Decorations were often hand made. They included paper chains, strands of popcorn and greenery laced with red ribbons. Hand-blown balls of silver or gold, completed the ensemble.
The rest of the house would be decorated with ivy and laurel from the garden. Holly, with its bright red berries, also brightened the festive occasion. Of course no home would be complete without the traditional mistletoe—a symbol of renewal and fertility.
Stockings would be hung by the chimney with care. An old sock, carefully mended, would be attached to the fireplace by young children with the hope that St. Nick would leave them a special treat. Stockings could also have been hand sewn from red cloth by the lady of the house,[SCHS1] as there were few stores which carried these kinds of decorations.
Often, “clementines,” or little tangerine oranges, would be placed at the bottom of the stocking as a special surprise. They were grown in California and matured around November. However, they were very expensive and were considered a special treat for those who could afford them.
Christmas morning found the children of the household anxiously creeping down the staircase, sneaking a peak into the parlor to see if the bearded gentleman had paid them a visit during the night. In the Edwardian Era most children received only one gift, even in well-to-do homes. Gifts were usually hand made and included embroidered handkerchiefs, samplers, home-made peppermints or sugared almonds wrapped in fancy hand-decorated paper. The children of families lucky enough to be able to afford them, dolls, doll houses and teddy bears were favorites of many children.
The Christmas dinner was always a favorite of everyone, even as it is today. However, back then there were no shopping centers or malls for one-stop shopping. The Edwardian housewife would have to visit multiple stores to accumulate the various fixings for dinner. On the list stops were butchers, spice merchants, bakers and grocers. Delicacies might include a boar’s head or sheep tongues. A Christmas goose would receive the place of honor in the center of the table. The bird—which was plucked by the kitchen staff, or the householder—would be stuffed with chestnuts, pork and apples, then sprinkled with fat and salt, and served with gooseberry and bread sauces. For dessert, there were Christmas cakes, candy cane sticks, plum pudding and molasses tarts.
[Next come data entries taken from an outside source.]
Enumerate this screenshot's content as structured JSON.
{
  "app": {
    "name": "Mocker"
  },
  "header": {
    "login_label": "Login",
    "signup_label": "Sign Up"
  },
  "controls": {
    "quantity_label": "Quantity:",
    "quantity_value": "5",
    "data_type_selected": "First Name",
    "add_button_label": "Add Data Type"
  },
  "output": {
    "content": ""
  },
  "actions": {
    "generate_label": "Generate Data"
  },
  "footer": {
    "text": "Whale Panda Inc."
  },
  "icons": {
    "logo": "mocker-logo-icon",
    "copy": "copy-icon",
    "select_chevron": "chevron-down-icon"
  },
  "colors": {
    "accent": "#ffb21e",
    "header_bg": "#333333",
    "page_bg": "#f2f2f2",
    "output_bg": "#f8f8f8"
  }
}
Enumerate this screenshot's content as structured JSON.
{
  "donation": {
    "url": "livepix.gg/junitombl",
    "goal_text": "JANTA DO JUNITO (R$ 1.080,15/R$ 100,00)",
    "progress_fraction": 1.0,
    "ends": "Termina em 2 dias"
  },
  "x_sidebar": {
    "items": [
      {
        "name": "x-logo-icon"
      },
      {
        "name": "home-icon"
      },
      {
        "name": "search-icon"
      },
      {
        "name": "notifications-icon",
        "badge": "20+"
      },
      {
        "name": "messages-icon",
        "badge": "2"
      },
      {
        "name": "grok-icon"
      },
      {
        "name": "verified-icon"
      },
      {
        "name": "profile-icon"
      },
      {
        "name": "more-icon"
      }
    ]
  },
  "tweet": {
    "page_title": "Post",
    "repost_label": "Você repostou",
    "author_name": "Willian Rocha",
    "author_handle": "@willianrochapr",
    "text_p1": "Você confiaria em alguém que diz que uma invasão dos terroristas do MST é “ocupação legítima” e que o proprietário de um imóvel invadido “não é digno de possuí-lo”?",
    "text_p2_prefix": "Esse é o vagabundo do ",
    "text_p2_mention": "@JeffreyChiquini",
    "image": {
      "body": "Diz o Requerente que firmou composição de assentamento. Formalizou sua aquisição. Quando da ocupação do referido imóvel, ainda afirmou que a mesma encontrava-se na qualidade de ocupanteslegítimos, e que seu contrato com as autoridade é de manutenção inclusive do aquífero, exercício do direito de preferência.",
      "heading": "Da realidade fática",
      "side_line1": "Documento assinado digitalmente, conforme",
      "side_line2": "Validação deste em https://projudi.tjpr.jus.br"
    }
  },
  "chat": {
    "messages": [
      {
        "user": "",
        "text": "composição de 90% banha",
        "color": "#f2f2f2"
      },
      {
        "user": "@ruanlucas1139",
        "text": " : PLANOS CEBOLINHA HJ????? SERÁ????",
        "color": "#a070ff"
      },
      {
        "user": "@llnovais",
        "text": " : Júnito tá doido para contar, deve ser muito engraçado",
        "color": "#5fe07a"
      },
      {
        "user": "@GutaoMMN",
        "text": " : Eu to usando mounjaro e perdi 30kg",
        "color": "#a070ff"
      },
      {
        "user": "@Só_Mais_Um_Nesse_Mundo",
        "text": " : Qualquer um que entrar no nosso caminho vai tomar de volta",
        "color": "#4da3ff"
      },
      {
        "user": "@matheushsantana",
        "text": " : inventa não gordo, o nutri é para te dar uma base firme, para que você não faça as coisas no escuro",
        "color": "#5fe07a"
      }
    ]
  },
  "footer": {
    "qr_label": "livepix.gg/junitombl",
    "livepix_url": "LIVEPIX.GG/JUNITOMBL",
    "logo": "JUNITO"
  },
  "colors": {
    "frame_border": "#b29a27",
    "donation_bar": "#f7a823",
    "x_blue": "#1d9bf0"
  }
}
After the feast, families would often gather outdoors and go caroling. During the long gloomy days of winter, the spirits of holiday celebrants could be lifted with the rendition of favorite Christmas songs.